This magic square has operations written in it, to make it into a maze. Start wherever you like, go through every cell and go out a total of 15!

How have the numbers been placed in this Carroll diagram? Which labels would you put on each row and column?

In this game for two players, the idea is to take it in turns to choose 1, 3, 5 or 7. The winner is the first to make the total 37.

Arrange eight of the numbers between 1 and 9 in the Polo Square below so that each side adds to the same total.

Zumf makes spectacles for the residents of the planet Zargon, who have either 3 eyes or 4 eyes. How many lenses will Zumf need to make all the different orders for 9 families?

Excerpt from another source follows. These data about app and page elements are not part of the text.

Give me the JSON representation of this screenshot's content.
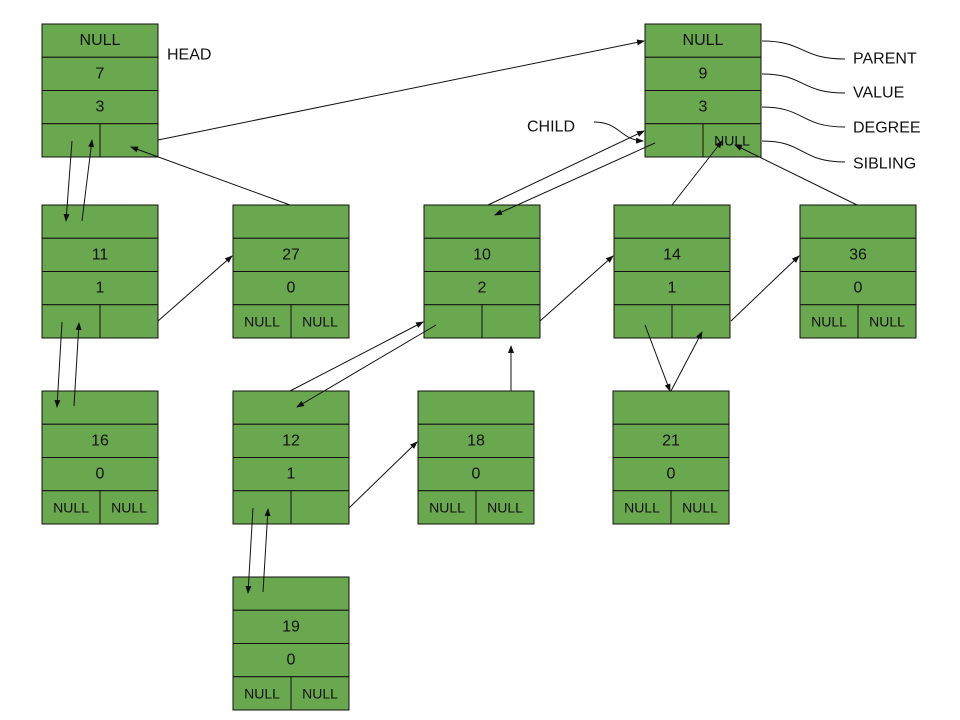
{
  "colors": {
    "node_fill": "#6aa84f",
    "stroke": "#111111"
  },
  "labels": {
    "head": "HEAD",
    "child": "CHILD",
    "parent": "PARENT",
    "value": "VALUE",
    "degree": "DEGREE",
    "sibling": "SIBLING"
  },
  "nodes": [
    {
      "id": "n7",
      "parent": "NULL",
      "value": "7",
      "degree": "3",
      "child": "",
      "sibling": ""
    },
    {
      "id": "n9",
      "parent": "NULL",
      "value": "9",
      "degree": "3",
      "child": "",
      "sibling": "NULL"
    },
    {
      "id": "n11",
      "parent": "",
      "value": "11",
      "degree": "1",
      "child": "",
      "sibling": ""
    },
    {
      "id": "n27",
      "parent": "",
      "value": "27",
      "degree": "0",
      "child": "NULL",
      "sibling": "NULL"
    },
    {
      "id": "n10",
      "parent": "",
      "value": "10",
      "degree": "2",
      "child": "",
      "sibling": ""
    },
    {
      "id": "n14",
      "parent": "",
      "value": "14",
      "degree": "1",
      "child": "",
      "sibling": ""
    },
    {
      "id": "n36",
      "parent": "",
      "value": "36",
      "degree": "0",
      "child": "NULL",
      "sibling": "NULL"
    },
    {
      "id": "n16",
      "parent": "",
      "value": "16",
      "degree": "0",
      "child": "NULL",
      "sibling": "NULL"
    },
    {
      "id": "n12",
      "parent": "",
      "value": "12",
      "degree": "1",
      "child": "",
      "sibling": ""
    },
    {
      "id": "n18",
      "parent": "",
      "value": "18",
      "degree": "0",
      "child": "NULL",
      "sibling": "NULL"
    },
    {
      "id": "n21",
      "parent": "",
      "value": "21",
      "degree": "0",
      "child": "NULL",
      "sibling": "NULL"
    },
    {
      "id": "n19",
      "parent": "",
      "value": "19",
      "degree": "0",
      "child": "NULL",
      "sibling": "NULL"
    }
  ]
}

Winifred Wytsh bought a box each of jelly babies, milk jelly bears, yellow jelly bees and jelly belly beans. In how many different ways could she make a jolly jelly feast with 32 legs?

In your bank, you have three types of coins. The number of spots shows how much they are worth. Can you choose coins to exchange with the groups given to make the same total?

This problem is based on the story of the Pied Piper of Hamelin. Investigate the different numbers of people and rats there could have been if you know how many legs there are altogether!

You have 5 darts and your target score is 44. How many different ways could you score 44?

Here you see the front and back views of a dodecahedron. Each vertex has been numbered so that the numbers around each pentagonal face add up to 65. Can you find all the missing numbers?

An investigation involving adding and subtracting sets of consecutive numbers. Lots to find out, lots to explore.

Using the cards 2, 4, 6, 8, +, - and =, what number statements can you make?

Use the number weights to find different ways of balancing the equaliser.